Lalush, 23, a crew chief from Troutville, Virginia, joined the Marine Corps in June 1996. He had been with the squadron since February 1998. A co-worker remembers him as one who carried others' loads.
“He would (do it) not for recognition, but because he didn't know any other way,” said the man, whose name was withheld.
McGinnis, also 23, might be out of the Marine Corps now if the invasion of Iraq hadn't happened.
Instead, the Pentagon delayed his March exit and sent him to Iraq as part of its “stop-loss” policy halting discharges.
McGinnis, a St. George, Delaware, native who joined the Marine Corps in May 1998, planned to start a family with his high-school sweetheart upon leaving the Corps, said his mother, Mildred C. Williams.
“He wanted to get a job and do it right,” Williams said of her son, who joined the Corps in May 1998.
“I couldn't be more proud of Brian,” McGinnis' wife, Megan, wrote in an e-mail to the base public affairs office. “He is truly a real-life hero. His bravery is an example to all of us.”
Childers, who died leading his platoon's infantry charge in southern Iraq, was memorialized in an afternoon service that drew more than 100 people.
“There is no better way for an infantry officer to go than leading his men into adversity for a just cause,” said Maj. Mark D. Mackey, who served with Childers.
Mackey, operations officer with Weapons and Field Training Battalion here, was among about 100 mourners who turned out to remember Childers. Mackey previously served with Childers at 1st Battalion, 5th Marine Regiment.
“He was a person that truly embodied the values – honor, courage and commitment,” Mackey said.
Childers, 30, was killed March 21 while leading 2nd Platoon, Alpha Company, 1/5, in an assault on a pump station in southern Iraq. He died a second lieutenant but was posthumously promoted.
Jenny Sokol remembered her friend as a Marine who “loved the Corps as much as he loved life.”

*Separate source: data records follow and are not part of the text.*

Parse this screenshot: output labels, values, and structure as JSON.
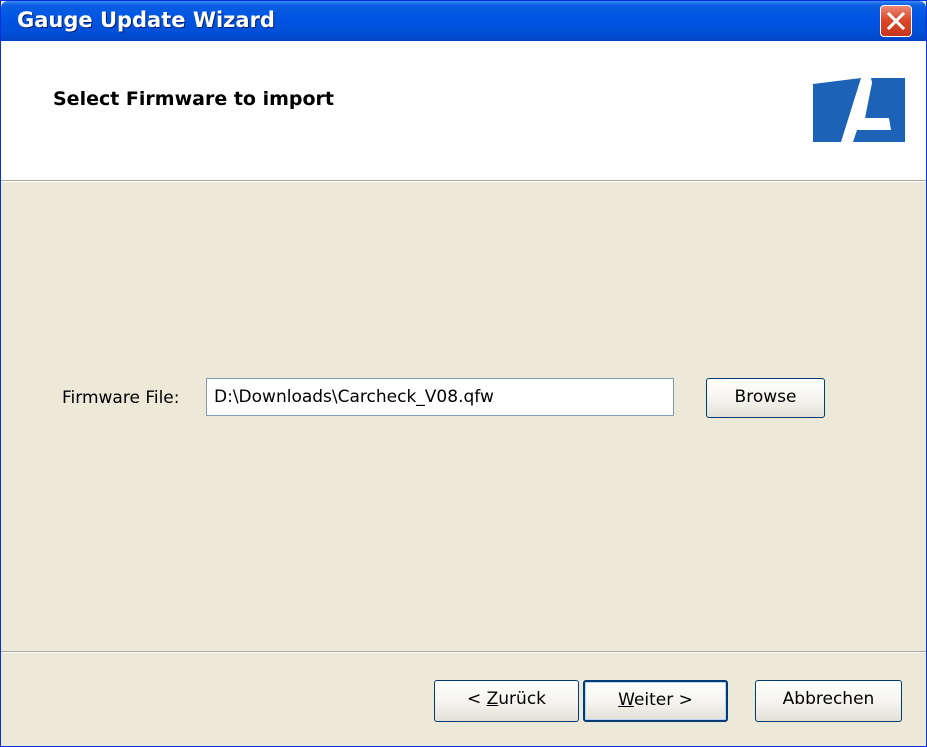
{
  "window": {
    "title": "Gauge Update Wizard",
    "close_icon": "close-icon"
  },
  "header": {
    "title": "Select Firmware to import",
    "logo_icon": "brand-logo",
    "logo_color": "#1c63b7"
  },
  "form": {
    "firmware_label": "Firmware File:",
    "firmware_value": "D:\\Downloads\\Carcheck_V08.qfw",
    "browse_label": "Browse"
  },
  "footer": {
    "back_prefix": "< ",
    "back_accel": "Z",
    "back_rest": "urück",
    "next_accel": "W",
    "next_rest": "eiter >",
    "cancel_label": "Abbrechen"
  },
  "colors": {
    "titlebar": "#0054e3",
    "dialog_bg": "#ece9d8",
    "close_button": "#dc4a2c"
  }
}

Childers enlisted in the Marine Corps in July 1990. He received a commission in June 2001.
“We're proud of him,” his mother, Judy Childers, said from her home in Powell, Wyoming. ÒHe died doing what he believed in.”
“He gave up the rest of his days so we could live out the rest of ours in freedom,” said Davis, decorated for combat service during the Vietnam War. During the ceremony, he presented an American flag that flew over the state capitol to Childers' family.

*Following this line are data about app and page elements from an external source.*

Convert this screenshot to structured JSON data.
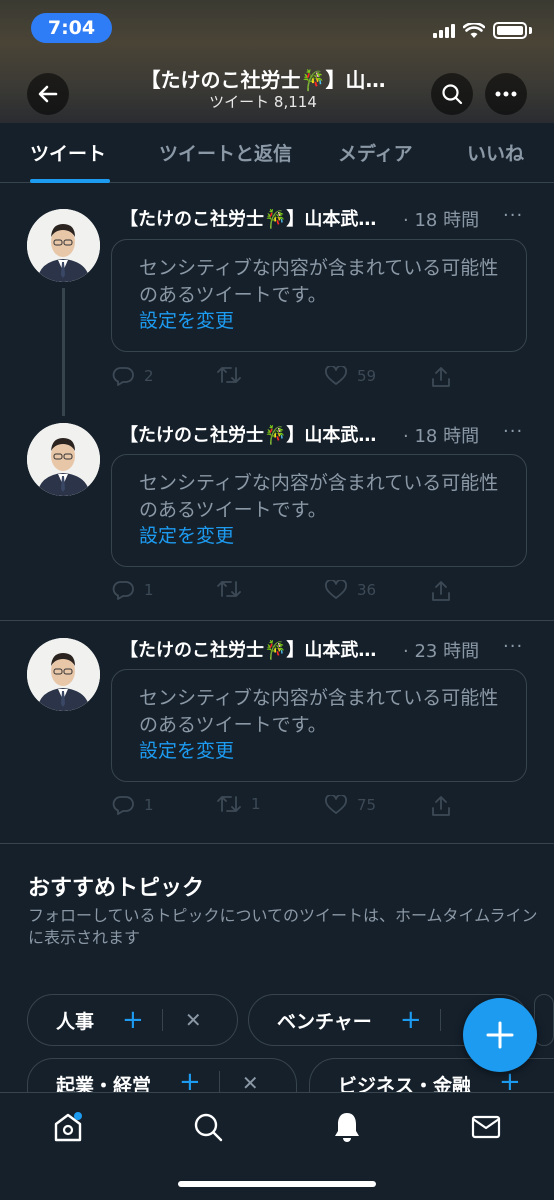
{
  "status_bar": {
    "time": "7:04"
  },
  "header": {
    "title": "【たけのこ社労士🎋】山…",
    "subtitle_label": "ツイート",
    "tweet_count": "8,114"
  },
  "tabs": [
    {
      "label": "ツイート",
      "active": true
    },
    {
      "label": "ツイートと返信",
      "active": false
    },
    {
      "label": "メディア",
      "active": false
    },
    {
      "label": "いいね",
      "active": false
    }
  ],
  "tweets": [
    {
      "author": "【たけのこ社労士🎋】山本武…",
      "time": "· 18 時間",
      "sensitive_text": "センシティブな内容が含まれている可能性のあるツイートです。",
      "settings_link": "設定を変更",
      "replies": "2",
      "retweets": "",
      "likes": "59"
    },
    {
      "author": "【たけのこ社労士🎋】山本武…",
      "time": "· 18 時間",
      "sensitive_text": "センシティブな内容が含まれている可能性のあるツイートです。",
      "settings_link": "設定を変更",
      "replies": "1",
      "retweets": "",
      "likes": "36"
    },
    {
      "author": "【たけのこ社労士🎋】山本武…",
      "time": "· 23 時間",
      "sensitive_text": "センシティブな内容が含まれている可能性のあるツイートです。",
      "settings_link": "設定を変更",
      "replies": "1",
      "retweets": "1",
      "likes": "75"
    }
  ],
  "topics": {
    "title": "おすすめトピック",
    "description": "フォローしているトピックについてのツイートは、ホームタイムラインに表示されます",
    "chips": [
      "人事",
      "ベンチャー",
      "起業・経営",
      "ビジネス・金融"
    ]
  },
  "colors": {
    "accent": "#1d9bf0",
    "background": "#15202b",
    "border": "#38444d",
    "muted": "#8b98a5"
  },
  "icons": {
    "back": "arrow-left-icon",
    "search": "search-icon",
    "more": "more-icon",
    "compose": "plus-icon",
    "home": "home-icon",
    "explore": "search-icon",
    "notifications": "bell-icon",
    "messages": "mail-icon"
  }
}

When Brian McGinnis was nearing graduation at William Penn High School in New Castle, Delaware, in 1999, he had three goals: winning state honors in varsity wrestling, marrying Megan Mahoney and joining the Marines.

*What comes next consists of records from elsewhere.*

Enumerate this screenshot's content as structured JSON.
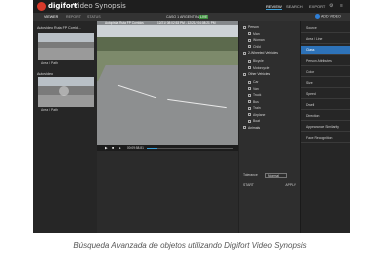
{
  "app": {
    "brand": "digifort",
    "product": "Video Synopsis",
    "top_nav": [
      "REVIEW",
      "SEARCH",
      "EXPORT"
    ],
    "top_nav_active": "REVIEW"
  },
  "subbar": {
    "tabs": [
      "VIEWER",
      "REPORT",
      "STATUS"
    ],
    "camera_title": "CASO 1 ARGENTINA",
    "live_badge": "LIVE",
    "add_video": "ADD VIDEO"
  },
  "left_panel": {
    "group1": "Autovideo Ruta FP Corrid...",
    "thumb1_caption": "Area / Path",
    "group2": "Autovideo",
    "thumb2_caption": "Area / Path"
  },
  "video": {
    "overlay_title": "Autopista Ruta FP Corridos",
    "overlay_time": "12/21/ 08:02:53 PM - 12/21/ 04:08:21 PM",
    "time": "00:09:58.81"
  },
  "filters": {
    "items": [
      {
        "label": "Person",
        "level": 0
      },
      {
        "label": "Man",
        "level": 1
      },
      {
        "label": "Woman",
        "level": 1
      },
      {
        "label": "Child",
        "level": 1
      },
      {
        "label": "2-Wheeled Vehicles",
        "level": 0
      },
      {
        "label": "Bicycle",
        "level": 1
      },
      {
        "label": "Motorcycle",
        "level": 1
      },
      {
        "label": "Other Vehicles",
        "level": 0
      },
      {
        "label": "Car",
        "level": 1
      },
      {
        "label": "Van",
        "level": 1
      },
      {
        "label": "Truck",
        "level": 1
      },
      {
        "label": "Bus",
        "level": 1
      },
      {
        "label": "Train",
        "level": 1
      },
      {
        "label": "Airplane",
        "level": 1
      },
      {
        "label": "Boat",
        "level": 1
      },
      {
        "label": "Animals",
        "level": 0
      }
    ],
    "tolerance_label": "Tolerance",
    "tolerance_value": "Normal",
    "start_label": "START",
    "start_value": "APPLY"
  },
  "right_panel": {
    "items": [
      "Source",
      "Area / Line",
      "Class",
      "Person Attributes",
      "Color",
      "Size",
      "Speed",
      "Dwell",
      "Direction",
      "Appearance Similarity",
      "Face Recognition"
    ],
    "selected": "Class"
  },
  "caption": "Búsqueda Avanzada de objetos utilizando Digifort Video Synopsis"
}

He accomplished them all.
“He was a super young man,” said Jack Holloway, his wrestling coach, now executive director of the Delaware Interscholastic Athletic Association. “He was a really friendly kid who all the other kids took to right away.”
Weeks after graduation, he married his high school sweetheart and enlisted in the Marines. His older brother, William, had joined the Air Force.
McGinnis' wife was at their home at Camp Pendleton in California Sunday when officers told her he had been killed that day in a helicopter crash at a refueling point in southern Iraq. Two other Marines were killed in the accident, and one was injured.
McGinnis, 23, grew up in St. Georges, Delaware. His father, William, a firefighter in Woodbury Heights, New Jersey, and his stepmother, Theresa, placed a tribute on their lawn: two American flags, a photograph and a sign saying McGinnis had made the “ultimate sacrifice.”
MCGINNIS, BRIAN D
- SGT US MARINE CORPS
- DATE OF BIRTH: 06/13/1979
- DATE OF DEATH: 03/30/2003
- BURIED AT: SECTION MF SITE 46-B-9
ARLINGTON NATIONAL CEMETERY
Michael Robert Patterson was born in Arlington and is the son of a former officer of the US Army. So it was no wonder that sooner or later his interests drew him to American history and especially to American military history. Many of his articles can be found on renowned portals like the New York Times, Washingtonpost or Wikipedia.
Reviewed by: Michael Howard